However, the castle was recovered by William who then held it until his death in 1160. In 1165, Henry II adopted it as a base for his unsuccessful campaign against Owain Gwynedd.
During this period the Pipe Rolls recorded expenditure of £2,000 on the castle and, although the only reference is to repairs made to the palisade, this vast sum suggests the stone Keep was built at this time. An inventory taken in 1398 provided a list of the compartments within this rectangular structure; Great Chamber, Middle Chamber, High Chamber, Constable’s Hall, Wardrobe, St Nicholas Chapel, Kitchen, Larder and Buttery.
By the late twelfth century William FitzAlan had acquired Clun Castle significantly expanding his power and influence across the Welsh Marches. However, when he died in 1210 King John demanded that his son, also called William, had to pay a fee of 10,000 marks to inherit.
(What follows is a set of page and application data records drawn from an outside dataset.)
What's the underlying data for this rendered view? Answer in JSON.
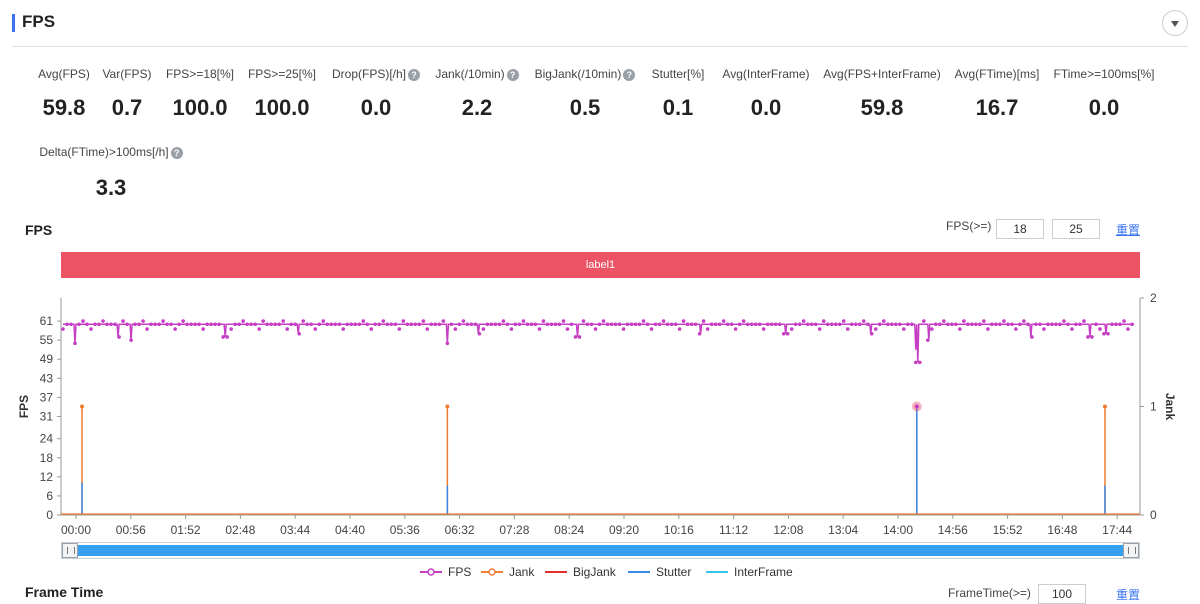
{
  "header": {
    "title": "FPS"
  },
  "metrics": [
    {
      "label": "Avg(FPS)",
      "value": "59.8",
      "help": false
    },
    {
      "label": "Var(FPS)",
      "value": "0.7",
      "help": false
    },
    {
      "label": "FPS>=18[%]",
      "value": "100.0",
      "help": false
    },
    {
      "label": "FPS>=25[%]",
      "value": "100.0",
      "help": false
    },
    {
      "label": "Drop(FPS)[/h]",
      "value": "0.0",
      "help": true
    },
    {
      "label": "Jank(/10min)",
      "value": "2.2",
      "help": true
    },
    {
      "label": "BigJank(/10min)",
      "value": "0.5",
      "help": true
    },
    {
      "label": "Stutter[%]",
      "value": "0.1",
      "help": false
    },
    {
      "label": "Avg(InterFrame)",
      "value": "0.0",
      "help": false
    },
    {
      "label": "Avg(FPS+InterFrame)",
      "value": "59.8",
      "help": false
    },
    {
      "label": "Avg(FTime)[ms]",
      "value": "16.7",
      "help": false
    },
    {
      "label": "FTime>=100ms[%]",
      "value": "0.0",
      "help": false
    },
    {
      "label": "Delta(FTime)>100ms[/h]",
      "value": "3.3",
      "help": true
    }
  ],
  "help_glyph": "?",
  "fps_section": {
    "title": "FPS",
    "threshold_label": "FPS(>=)",
    "threshold_low": "18",
    "threshold_high": "25",
    "reset_label": "重置",
    "label_bar": "label1"
  },
  "chart_data": {
    "type": "line",
    "x_ticks": [
      "00:00",
      "00:56",
      "01:52",
      "02:48",
      "03:44",
      "04:40",
      "05:36",
      "06:32",
      "07:28",
      "08:24",
      "09:20",
      "10:16",
      "11:12",
      "12:08",
      "13:04",
      "14:00",
      "14:56",
      "15:52",
      "16:48",
      "17:44"
    ],
    "ylabel": "FPS",
    "y_ticks": [
      0,
      6,
      12,
      18,
      24,
      31,
      37,
      43,
      49,
      55,
      61
    ],
    "ylim": [
      0,
      67
    ],
    "y2label": "Jank",
    "y2_ticks": [
      0,
      1,
      2
    ],
    "y2lim": [
      0,
      2
    ],
    "xlim_min": [
      0,
      1100
    ],
    "series": [
      {
        "name": "FPS",
        "color": "#c53ec4",
        "baseline": 60,
        "dips": [
          [
            1.2,
            54
          ],
          [
            5.5,
            56
          ],
          [
            6.8,
            55
          ],
          [
            16.2,
            56
          ],
          [
            23.5,
            57
          ],
          [
            38.4,
            54
          ],
          [
            41.5,
            57
          ],
          [
            51.4,
            56
          ],
          [
            63.7,
            57
          ],
          [
            72.2,
            57
          ],
          [
            80.7,
            57
          ],
          [
            85.2,
            52
          ],
          [
            85.4,
            48
          ],
          [
            86.5,
            55
          ],
          [
            96.7,
            56
          ],
          [
            102.6,
            56
          ],
          [
            104.2,
            57
          ]
        ]
      },
      {
        "name": "Jank",
        "color": "#f07c33",
        "spikes": [
          [
            1.9,
            1
          ],
          [
            38.4,
            1
          ],
          [
            85.3,
            1
          ],
          [
            104.1,
            1
          ]
        ]
      },
      {
        "name": "BigJank",
        "color": "#e52e2e",
        "spikes": []
      },
      {
        "name": "Stutter",
        "color": "#3a88e8",
        "spikes": [
          [
            1.9,
            0.3
          ],
          [
            38.4,
            0.27
          ],
          [
            85.3,
            1
          ],
          [
            104.1,
            0.27
          ]
        ]
      },
      {
        "name": "InterFrame",
        "color": "#36c2e8",
        "spikes": []
      }
    ],
    "highlight": {
      "x": 85.3,
      "y2": 1
    },
    "legend_position": "bottom"
  },
  "slider": {
    "start": 0,
    "end": 1
  },
  "next_section": {
    "title": "Frame Time",
    "threshold_label": "FrameTime(>=)",
    "threshold": "100",
    "reset_label": "重置"
  }
}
William was unable to pay and accordingly the King confiscated Oswestry Castle and granted it to Robert de Vipont. It then passed in rapid succession to John Marshal and then to Thomas de Erdington. William FitzAlan died in 1216 but the family estates were recovered in the same year by his brother John. He actively opposed the King in the First Barons’ War resulting in Oswestry being attacked by Royal forces in 1216 in which the town was sacked although the castle withstood the assault. The family were reconciled with the Government of Henry III the following year.
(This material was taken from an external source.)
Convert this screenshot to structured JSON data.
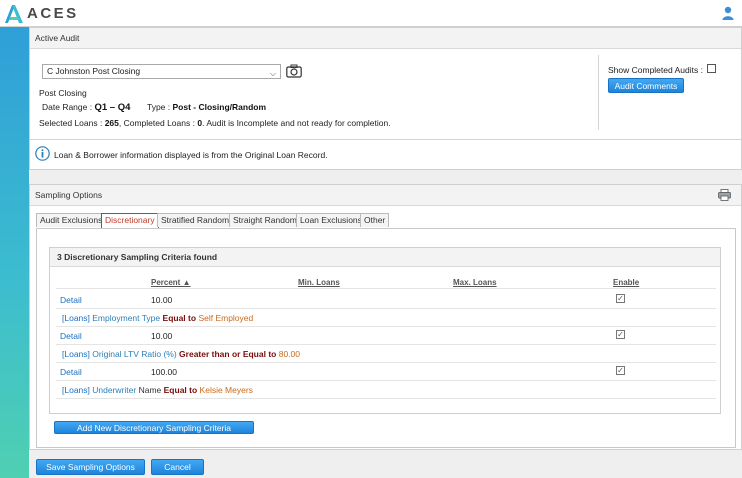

A Parliament was held on this hill
Oswestry hosted a Royal visit in 1398 when Richard II held a Parliament within the castle. Two years later the town (but not the castle) was burnt by the forces of Owain Glyndŵr.
The castle was garrisoned by Royalist troops during the Civil War and captured by the forces of Oliver Cromwell in 1644. It had been largely demolished by the Parliamentary Roundheads by 1650.
It is incredible to think that something as important as a Parliament was held on this very site, which to many onlookers working or visiting in and around it would now see no more than a raised public garden. The scene of the parliament must have been quite a sight of splendour with the King himself present as he wandered around during recesses and following its conclusion. The scenes, sights, sounds and fights this place has borne witness to down the ages is remarkable, from the echoes of the voices of King John to Richard II and legendary figures of welsh folklore have reverberated from the stones that still remain settled on this brilliant spot.